What is Data Tokenization in Payments?

25 Nov 2020 | Randy Lindberg

Data tokenization in payment processing is the process of replacing a credit card/debit card, bank account number, or any other financial-related information with a token. The token, on its own, has no intrinsic use and is not connected to any account or individual, and the idea is for this token to replace any sensitive data element to improve payment security.

 

Where data encryption can be broken, data tokenization is “uncrackable” and therefore “unhackable” because there is no mathematical relationship between the original data and the token.

 

What Is a Data Token?

In the case of data tokenization for payments, a token is a completely randomized data string without any intrinsic value or meaning. The token is used as a unique identifier for the original data, so we can recall all the information about the data, without compromising its security. Data tokens can be generated and used for credit card numbers, social security numbers, bank account numbers and other identifying numbers as well.

 

How Does Credit Card Tokenization Work?

As an example, if the payment method is a credit card, then the credit card’s number is replaced with a token. For instance, if the primary account number (PAN) is 1111-1111-1111-1111, the token can be something like _787%sd90JhUa_. The format and the length of the token can be completely different from the original PAN format (i.e. the 16 digit card number’s related token might only be 9 or 11 characters).

 

Depending on the original data, tokens can be single-use only, or they can be retained in a database if repeat transactions are expected. Assuming the token is retained for repeat transactions, the token _787%sd90JhUa _ will now effectively replace this credit card number until the detokenization process, or until it’s deleted from the database.

 

Data Detokenization in Payments

As the name suggests, detokenization is the reverse of the tokenization process to retrieve the original data using the token. In a proper data tokenization system, the detokenization process can only be performed by the tokenization system that originated the token. However, in rare cases, trusted applications might be permitted to detokenize for an approved business purpose.

 

Data Encryption vs Data Tokenization
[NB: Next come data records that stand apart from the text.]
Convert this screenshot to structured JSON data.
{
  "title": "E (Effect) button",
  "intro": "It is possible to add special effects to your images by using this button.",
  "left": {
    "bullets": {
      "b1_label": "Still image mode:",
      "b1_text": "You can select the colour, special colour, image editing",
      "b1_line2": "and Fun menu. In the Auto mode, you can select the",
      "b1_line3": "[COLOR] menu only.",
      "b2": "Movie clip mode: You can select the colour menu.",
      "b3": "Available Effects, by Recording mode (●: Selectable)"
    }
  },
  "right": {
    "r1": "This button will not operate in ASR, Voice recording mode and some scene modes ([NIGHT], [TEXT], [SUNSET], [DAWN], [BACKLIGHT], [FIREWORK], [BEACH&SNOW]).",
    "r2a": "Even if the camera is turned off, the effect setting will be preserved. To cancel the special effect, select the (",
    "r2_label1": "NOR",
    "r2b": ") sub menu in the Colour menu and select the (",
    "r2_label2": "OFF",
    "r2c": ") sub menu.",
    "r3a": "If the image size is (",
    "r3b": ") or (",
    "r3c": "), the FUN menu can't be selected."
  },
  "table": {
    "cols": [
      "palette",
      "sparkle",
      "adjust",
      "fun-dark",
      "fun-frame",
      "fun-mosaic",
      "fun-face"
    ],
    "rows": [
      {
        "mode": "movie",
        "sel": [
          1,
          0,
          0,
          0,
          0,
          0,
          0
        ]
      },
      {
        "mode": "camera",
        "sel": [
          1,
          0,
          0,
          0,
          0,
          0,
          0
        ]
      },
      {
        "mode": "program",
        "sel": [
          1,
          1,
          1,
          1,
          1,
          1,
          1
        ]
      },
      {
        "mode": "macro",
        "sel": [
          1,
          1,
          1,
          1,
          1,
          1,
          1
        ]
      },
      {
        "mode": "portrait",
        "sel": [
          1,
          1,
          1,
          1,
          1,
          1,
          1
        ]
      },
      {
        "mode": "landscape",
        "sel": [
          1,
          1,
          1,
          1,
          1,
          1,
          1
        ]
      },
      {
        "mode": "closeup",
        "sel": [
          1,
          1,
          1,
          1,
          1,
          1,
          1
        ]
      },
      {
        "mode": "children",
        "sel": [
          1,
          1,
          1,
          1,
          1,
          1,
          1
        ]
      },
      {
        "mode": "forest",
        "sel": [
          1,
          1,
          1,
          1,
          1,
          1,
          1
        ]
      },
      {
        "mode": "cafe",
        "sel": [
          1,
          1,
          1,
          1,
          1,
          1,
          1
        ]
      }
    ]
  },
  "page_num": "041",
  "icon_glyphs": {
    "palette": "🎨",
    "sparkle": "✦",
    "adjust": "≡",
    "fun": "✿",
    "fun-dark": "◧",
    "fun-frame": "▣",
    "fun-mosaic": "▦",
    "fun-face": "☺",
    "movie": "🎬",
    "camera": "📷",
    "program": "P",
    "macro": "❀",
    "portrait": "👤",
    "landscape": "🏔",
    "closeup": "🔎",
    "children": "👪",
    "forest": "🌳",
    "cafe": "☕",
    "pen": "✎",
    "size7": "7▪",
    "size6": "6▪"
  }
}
Data encryption is also a common method used to secure sensitive data, but the basic principle is different from tokenization. In encryption, the original value of the sensitive data is mathematically transformed with cryptographic keys to generate a new value.

 

It’s worth noting that in encryption, the original value is still there, just transformed. As a result, anyone with the correct key can decrypt (reverse) the newly encrypted value to the original one. However, even without the correct cryptographic key, it is still possible - albeit extremely difficult depending on the length and complexity of this secret key - to decrypt the new value.

 

A major weakness in encryption is that the secret key needs to be shared between the sender and the receiver since the receiver of the encrypted data will need the original value in the end. The security of the whole data encryption process depends on the security of the secret key itself: a business would have to make sure that only the right people have possession of the key, and they would also need to regularly re-encrypt the data and rotate the key to reduce the chance of leaks.

 

All encrypted data is reversible by nature, so it is treated as sensitive data, and organizations are still required to protect it.

 

Data tokenization, on the other hand, though it also uses mathematical transformation, makes it so the generated data (the token) is completely unrelated to the original sensitive data. Therefore, no cryptographic key is needed. So, even when the token is compromised, the original data is still secure.

 

In fact, in data tokenization the original data is stored in a secure off-site platform (a token vault), and will not enter your IT environment. Therefore, even if a cybercriminal manages to penetrate your network and gain access to your tokens, they won’t be able to use it unless they also have access to the token vault. 

 

The Benefits of Data Tokenization

Because the sensitive data is held offsite, you will enjoy the benefits of improved customer trust, a breach will be less detrimental to your business, you’ll have more data security in online payments, and you’ll be better equipped to protect personal information. Let’s face it, cybercriminals are getting smarter, and data breaches and other cybersecurity threats have grown to be serious issues for many businesses. While we may not be able to effectively prevent every data breach, data tokenization certainly makes the task of protecting sensitive data much easier.